Pizza might seem like a simple food, but it's uniquely equipped to excite our brains and thrill our taste buds.
AMPK is normally a tumour suppressor. But once cancer arises, AMPK becomes a tumour promoter, enhancing the survival of cancer cells. Understanding this could help create drugs that inhibit AMPK.
The glue that gives spider webs their stickiness is a form of spider silk protein. Researchers can imagine cool uses for a synthetic version – but had to wait for the tricky glue gene to be sequenced.
When two proteins interact with each other they behave in their own molecular lives.
The unique way that human proteins change after they are copied from our DNA gives scientists clues about what causes human disease.
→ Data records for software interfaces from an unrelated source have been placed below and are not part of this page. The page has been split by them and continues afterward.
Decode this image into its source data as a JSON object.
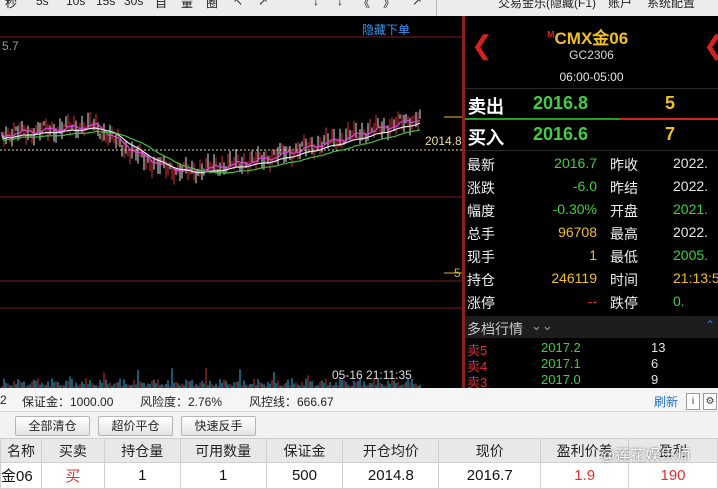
{
  "toolbar": {
    "items": [
      "秒",
      "5s",
      "10s",
      "15s",
      "30s",
      "自",
      "量",
      "圈",
      "↖",
      "↗",
      "↓",
      "↓",
      "《",
      "》",
      "↗"
    ],
    "right_items": [
      "交易金乐(隐藏(F1)",
      "账户",
      "系统配置"
    ]
  },
  "chart": {
    "hide_label": "隐藏下单",
    "top_value": "5.7",
    "ref_price": "2014.8",
    "volume_scale": "5",
    "cursor_time": "05-16 21:11:35"
  },
  "quote": {
    "title": "CMX金06",
    "title_prefix": "M",
    "code": "GC2306",
    "hours": "06:00-05:00",
    "sell_label": "卖出",
    "sell_price": "2016.8",
    "sell_vol": "5",
    "buy_label": "买入",
    "buy_price": "2016.6",
    "buy_vol": "7",
    "stats": [
      {
        "k1": "最新",
        "v1": "2016.7",
        "k2": "昨收",
        "v2": "2022.",
        "c1": "#40d040",
        "c2": "#e6e6e6"
      },
      {
        "k1": "涨跌",
        "v1": "-6.0",
        "k2": "昨结",
        "v2": "2022.",
        "c1": "#40d040",
        "c2": "#e6e6e6"
      },
      {
        "k1": "幅度",
        "v1": "-0.30%",
        "k2": "开盘",
        "v2": "2021.",
        "c1": "#40d040",
        "c2": "#40d040"
      },
      {
        "k1": "总手",
        "v1": "96708",
        "k2": "最高",
        "v2": "2022.",
        "c1": "#f0c020",
        "c2": "#e6e6e6"
      },
      {
        "k1": "现手",
        "v1": "1",
        "k2": "最低",
        "v2": "2005.",
        "c1": "#f0c020",
        "c2": "#40d040"
      },
      {
        "k1": "持仓",
        "v1": "246119",
        "k2": "时间",
        "v2": "21:13:5",
        "c1": "#f0c020",
        "c2": "#f0c020"
      },
      {
        "k1": "涨停",
        "v1": "--",
        "k2": "跌停",
        "v2": "0.",
        "c1": "#e03030",
        "c2": "#40d040"
      }
    ],
    "depth_title": "多档行情",
    "depth": [
      {
        "k": "卖5",
        "p": "2017.2",
        "v": "13"
      },
      {
        "k": "卖4",
        "p": "2017.1",
        "v": "6"
      },
      {
        "k": "卖3",
        "p": "2017.0",
        "v": "9"
      }
    ]
  },
  "account": {
    "left_cut": "2",
    "margin_label": "保证金：1000.00",
    "risk_label": "风险度：2.76%",
    "stop_label": "风控线：666.67",
    "refresh": "刷新"
  },
  "buttons": [
    "全部清仓",
    "超价平仓",
    "快速反手"
  ],
  "positions": {
    "headers": [
      "名称",
      "买卖",
      "持仓量",
      "可用数量",
      "保证金",
      "开仓均价",
      "现价",
      "盈利价差",
      "盈利"
    ],
    "rows": [
      {
        "name": "金06",
        "side": "买",
        "qty": "1",
        "avail": "1",
        "margin": "500",
        "open": "2014.8",
        "price": "2016.7",
        "diff": "1.9",
        "profit": "190"
      }
    ]
  },
  "watermark": "@莲花娱乐师",
  "colors": {
    "up": "#e03030",
    "down": "#40d040",
    "accent": "#f0c020",
    "link": "#3b95f4"
  }
}
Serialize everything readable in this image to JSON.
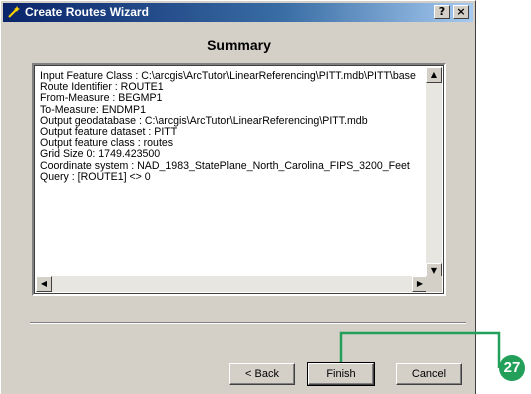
{
  "window": {
    "title": "Create Routes Wizard",
    "help_label": "?",
    "close_label": "×"
  },
  "heading": "Summary",
  "summary_lines": [
    "Input Feature Class : C:\\arcgis\\ArcTutor\\LinearReferencing\\PITT.mdb\\PITT\\base",
    "Route Identifier : ROUTE1",
    "From-Measure : BEGMP1",
    "To-Measure: ENDMP1",
    "Output geodatabase : C:\\arcgis\\ArcTutor\\LinearReferencing\\PITT.mdb",
    "Output feature dataset : PITT",
    "Output feature class : routes",
    "Grid Size 0: 1749.423500",
    "Coordinate system : NAD_1983_StatePlane_North_Carolina_FIPS_3200_Feet",
    "Query : [ROUTE1] <> 0"
  ],
  "buttons": {
    "back": "< Back",
    "finish": "Finish",
    "cancel": "Cancel"
  },
  "callout": {
    "number": "27",
    "color": "#22a05a"
  },
  "icons": {
    "title": "wizard-icon",
    "scroll_up": "arrow-up-icon",
    "scroll_down": "arrow-down-icon",
    "scroll_left": "arrow-left-icon",
    "scroll_right": "arrow-right-icon"
  }
}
Proteins guard their secrets closely, but once you get them to "sing", there's an enormous amount to learn.
A core idea in molecular biology is that one gene codes for one protein. Now biologists have found an example of a gene that yields two forms of a protein – enabling it to evolve new functionality.
Some spiders produce silk than can actually be stronger than steel and 50 times as light.
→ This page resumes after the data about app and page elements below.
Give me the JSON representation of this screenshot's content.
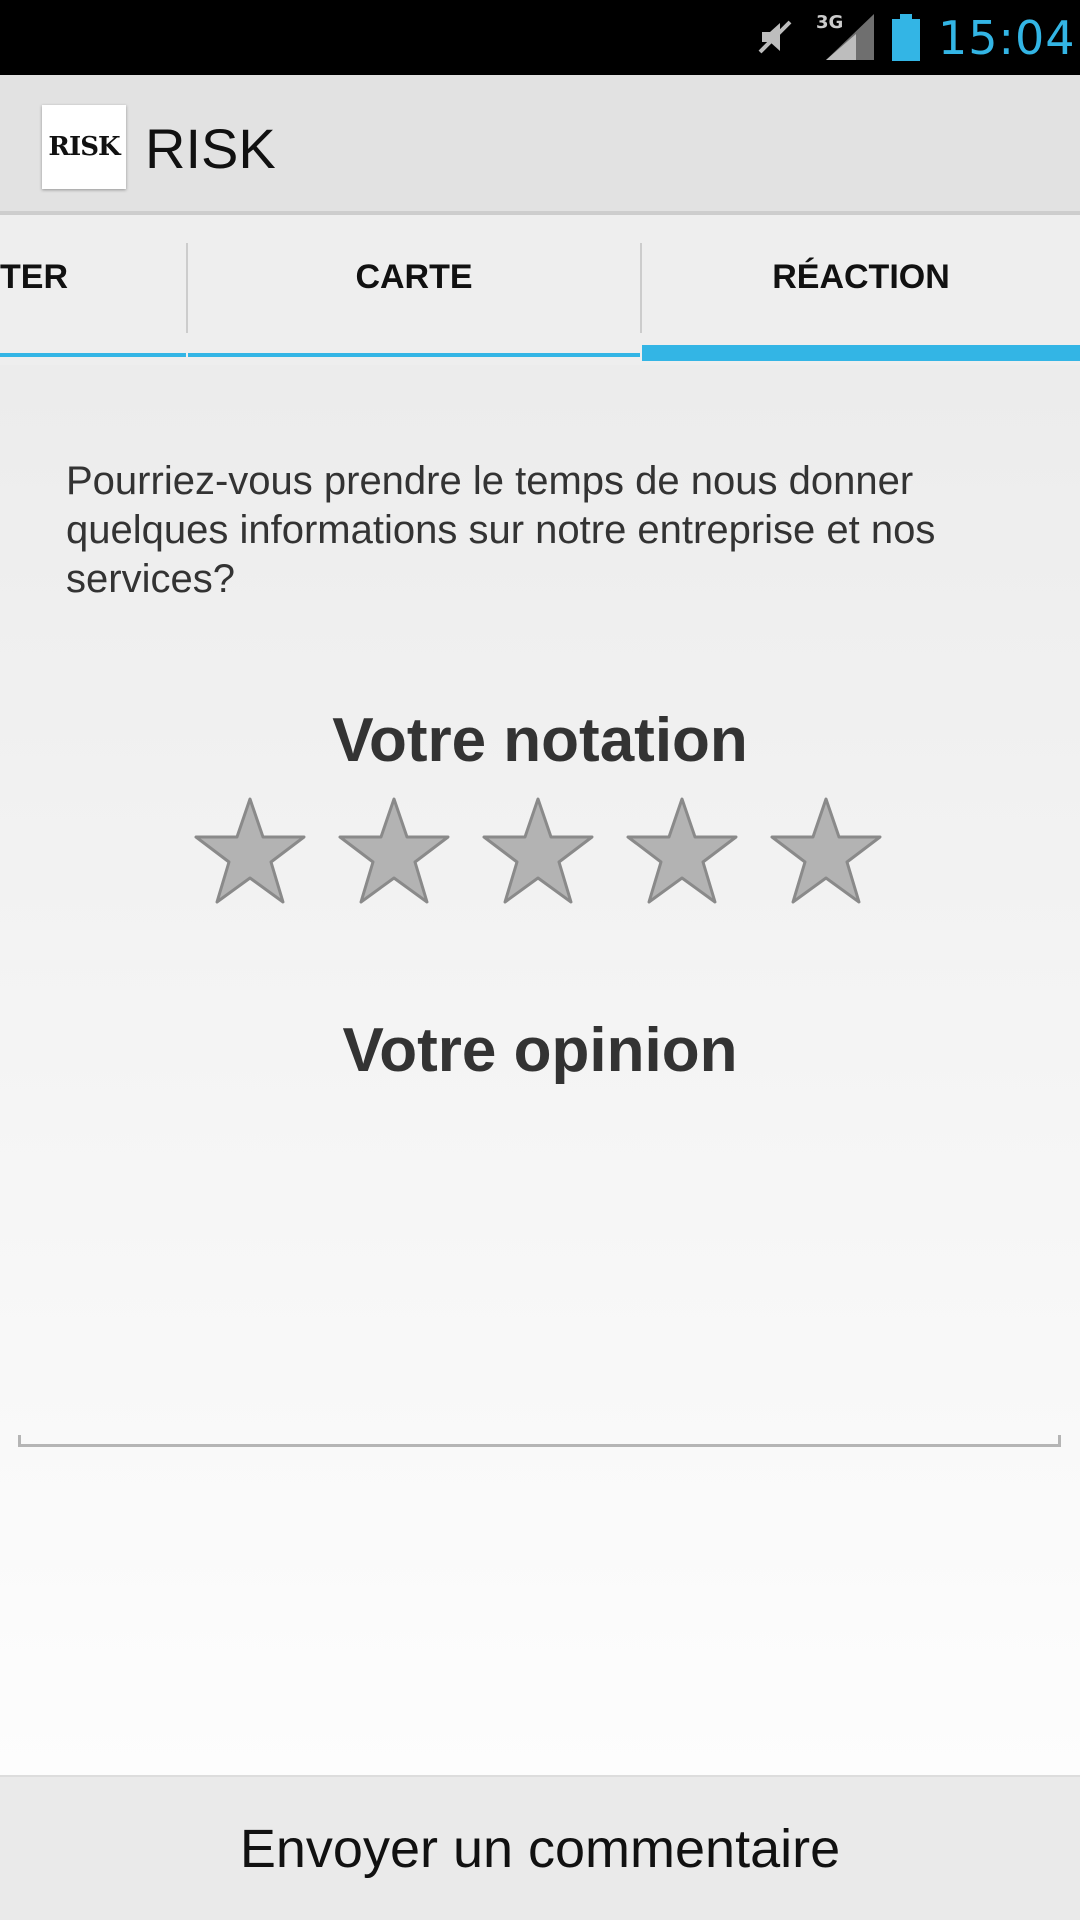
{
  "status_bar": {
    "time": "15:04",
    "network_type": "3G",
    "icons": [
      "mute-icon",
      "signal-icon",
      "battery-icon"
    ],
    "clock_color": "#33b5e5"
  },
  "action_bar": {
    "logo_text": "RISK",
    "title": "RISK"
  },
  "tabs": [
    {
      "label": "TER",
      "active": false
    },
    {
      "label": "CARTE",
      "active": false
    },
    {
      "label": "RÉACTION",
      "active": true
    }
  ],
  "accent_color": "#33b5e5",
  "feedback": {
    "intro": "Pourriez-vous prendre le temps de nous donner quelques informations sur notre entreprise et nos services?",
    "rating_title": "Votre notation",
    "rating": {
      "value": 0,
      "max": 5
    },
    "opinion_title": "Votre opinion",
    "opinion_value": "",
    "submit_label": "Envoyer un commentaire"
  }
}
Researchers use an algorithm designed to help robots move to figure out what's possible when designing new molecules in a promising class of pharmaceuticals.
One big challenge for gene therapies is delivering DNA or RNA safely to cells inside patients' bodies. New nanoparticles could be an improvement over the current standard – repurposed viruses.
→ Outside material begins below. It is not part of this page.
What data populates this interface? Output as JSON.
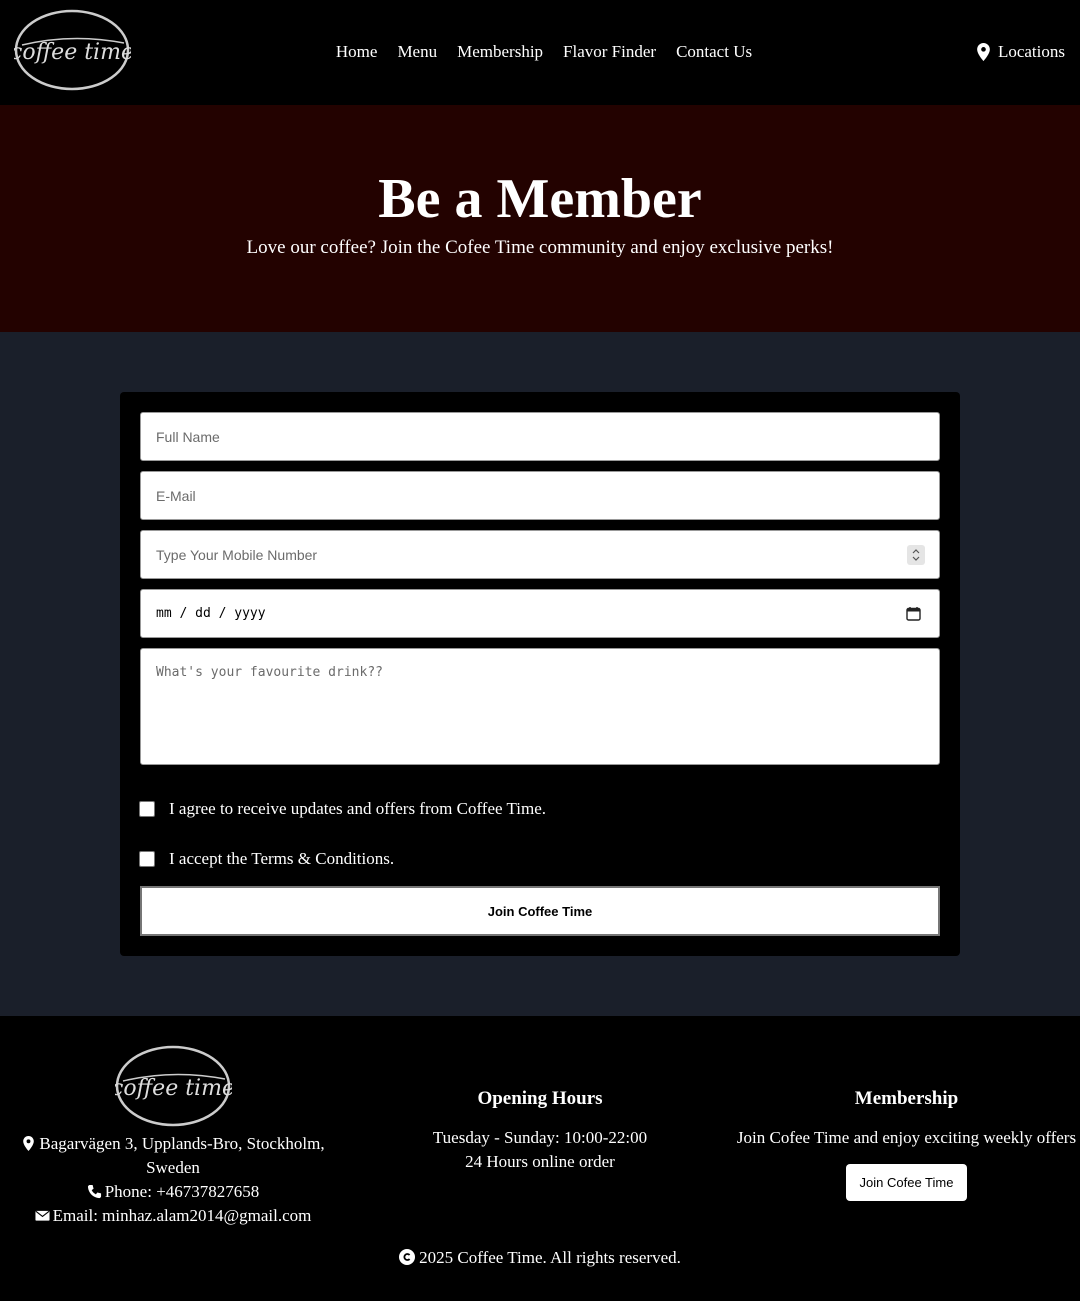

By exploiting the way yeast cells mate, researchers have figured out a quicker, easier way to identify on- and off-target drug interactions.
The 2017 Nobel Prize in chemistry goes to three scientists who revolutionized biochemistry by inventing a technology that can image the molecules of life without destroying them.
Inserting a random DNA mishmash into a plant or bacterium directs it to make a novel protein. Sifting through the resulting molecules, researchers may find ones have medical or agricultural uses.
How do anesthetics work, and what makes for an ideal anesthetic? It's not as mysterious as once believed, and there's a gas that ticks all the boxes for a perfect anesthetic: xenon.
Rather than being designed by chemists, this class of pharmaceuticals is produced by living cells. Here's where they come from and how they work.
The daunting complexity of biological data requires tailored visualisation tools to reveal buried insights.
This antivirus software protects health, not computers. Researchers are beginning to combat deadly infections using computer-generated antiviral proteins – a valuable tool to fight a future pandemic.
The same chemical reaction is behind the frothing of milk in your cappuccino and the whipping of egg whites in sweet meringue.
Recent headlines proclaimed an Australian-developed pill might be able to help those with coeliac disease eat wheat without becoming ill. But the fine print says it's no treatment or cure.
Move over, DNA profilers. Scientists are developing a potentially more powerful technique to identify criminals from their hair.